___ DATASET CONTENT ___
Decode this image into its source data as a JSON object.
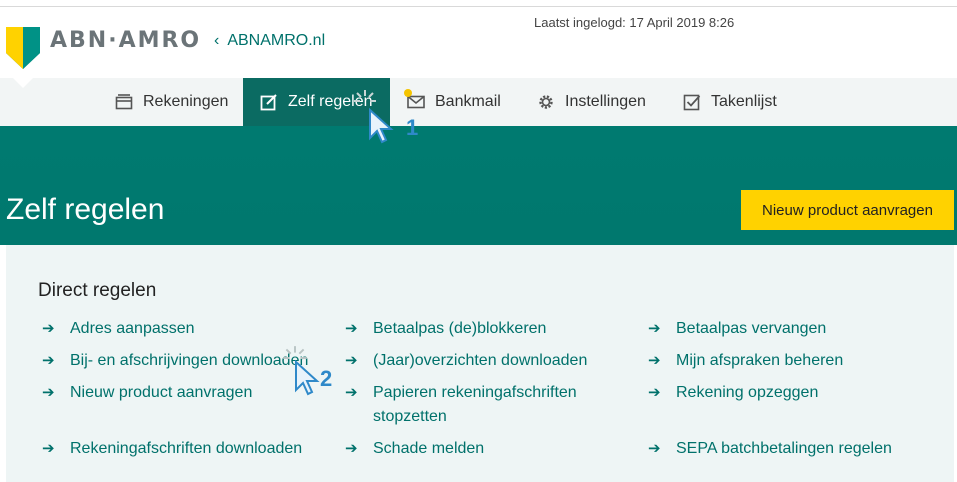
{
  "header": {
    "logo_text": "ABN·AMRO",
    "back_link": "ABNAMRO.nl",
    "last_login": "Laatst ingelogd: 17 April 2019 8:26"
  },
  "nav": [
    {
      "label": "Rekeningen",
      "icon": "wallet-icon"
    },
    {
      "label": "Zelf regelen",
      "icon": "edit-icon",
      "active": true
    },
    {
      "label": "Bankmail",
      "icon": "mail-icon"
    },
    {
      "label": "Instellingen",
      "icon": "gear-icon"
    },
    {
      "label": "Takenlijst",
      "icon": "checkbox-icon"
    }
  ],
  "hero": {
    "title": "Zelf regelen",
    "button": "Nieuw product aanvragen"
  },
  "panel": {
    "title": "Direct regelen",
    "links": [
      "Adres aanpassen",
      "Betaalpas (de)blokkeren",
      "Betaalpas vervangen",
      "Bij- en afschrijvingen downloaden",
      "(Jaar)overzichten downloaden",
      "Mijn afspraken beheren",
      "Nieuw product aanvragen",
      "Papieren rekeningafschriften stopzetten",
      "Rekening opzeggen",
      "Rekeningafschriften downloaden",
      "Schade melden",
      "SEPA batchbetalingen regelen"
    ]
  },
  "annotations": {
    "step1": "1",
    "step2": "2"
  },
  "colors": {
    "brand_green": "#00716b",
    "brand_yellow": "#ffd200",
    "cursor_blue": "#2f89c9"
  }
}
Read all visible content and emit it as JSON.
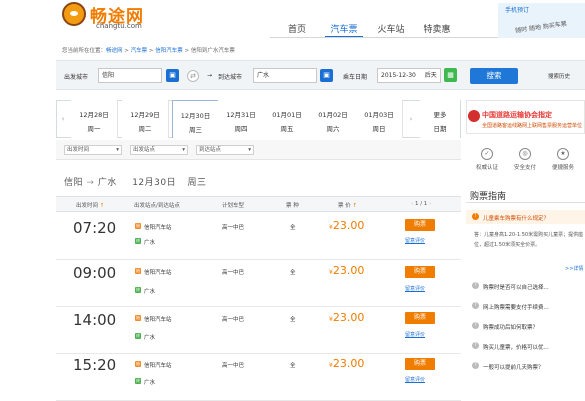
{
  "header": {
    "logo_text": "畅途网",
    "logo_domain": "changtu.com",
    "nav": [
      "首页",
      "汽车票",
      "火车站",
      "特卖惠"
    ],
    "promo_title": "手机预订",
    "promo_sub": "随时 随地 购买车票"
  },
  "breadcrumb": {
    "prefix": "您当前所在位置：",
    "items": [
      "畅途网",
      "汽车票",
      "信阳汽车票",
      "信阳到广水汽车票"
    ],
    "sep": ">"
  },
  "search": {
    "from_label": "出发城市",
    "from_value": "信阳",
    "to_label": "到达城市",
    "to_value": "广水",
    "date_label": "乘车日期",
    "date_value": "2015-12-30",
    "day_label": "后天",
    "search_button": "搜索",
    "history_label": "搜索历史"
  },
  "date_tabs": [
    {
      "date": "12月28日",
      "week": "周一"
    },
    {
      "date": "12月29日",
      "week": "周二"
    },
    {
      "date": "12月30日",
      "week": "周三"
    },
    {
      "date": "12月31日",
      "week": "周四"
    },
    {
      "date": "01月01日",
      "week": "周五"
    },
    {
      "date": "01月02日",
      "week": "周六"
    },
    {
      "date": "01月03日",
      "week": "周日"
    }
  ],
  "more_dates": {
    "line1": "更多",
    "line2": "日期"
  },
  "filters": [
    "出发时间",
    "出发站点",
    "到达站点"
  ],
  "route": {
    "from": "信阳",
    "arrow": "→",
    "to": "广水",
    "date": "12月30日",
    "week": "周三"
  },
  "table": {
    "headers": {
      "time": "出发时间",
      "up": "↑",
      "station": "出发站点/到达站点",
      "model": "计划车型",
      "type": "票 种",
      "price": "票 价",
      "price_up": "↑"
    },
    "pager": "1 / 1",
    "rows": [
      {
        "time": "07:20",
        "from": "信阳汽车站",
        "to": "广水",
        "model": "高一中巴",
        "type": "全",
        "price": "23.00",
        "buy": "购票",
        "remark": "留意评价"
      },
      {
        "time": "09:00",
        "from": "信阳汽车站",
        "to": "广水",
        "model": "高一中巴",
        "type": "全",
        "price": "23.00",
        "buy": "购票",
        "remark": "留意评价"
      },
      {
        "time": "14:00",
        "from": "信阳汽车站",
        "to": "广水",
        "model": "高一中巴",
        "type": "全",
        "price": "23.00",
        "buy": "购票",
        "remark": "留意评价"
      },
      {
        "time": "15:20",
        "from": "信阳汽车站",
        "to": "广水",
        "model": "高一中巴",
        "type": "全",
        "price": "23.00",
        "buy": "购票",
        "remark": "留意评价"
      }
    ],
    "currency": "¥",
    "from_tag": "始",
    "to_tag": "终"
  },
  "sidebar": {
    "banner_title": "中国道路运输协会指定",
    "banner_sub": "全国道路客运线路网上联网售票服务运营单位",
    "services": [
      "权威认证",
      "安全支付",
      "便捷服务"
    ],
    "guide_title": "购票指南",
    "faq_highlight": "儿童乘车购票有什么规定？",
    "faq_answer": "答：儿童身高1.20-1.50米需购买儿童票；提供座位，超过1.50米须买全价票。",
    "faq_more": ">>详情",
    "faqs": [
      "购票时是否可以自己选择...",
      "网上购票需要支付手续费...",
      "购票成功后如何取票？",
      "购买儿童票，价格可以优...",
      "一般可以提前几天购票？"
    ]
  },
  "colors": {
    "accent": "#1a6fd4",
    "orange": "#f07c00",
    "green": "#3eb94f"
  }
}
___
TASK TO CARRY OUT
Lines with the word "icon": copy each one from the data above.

RESULT
      "icon": "wallet-icon"
      "icon": "edit-icon",
      "icon": "mail-icon"
      "icon": "gear-icon"
      "icon": "checkbox-icon"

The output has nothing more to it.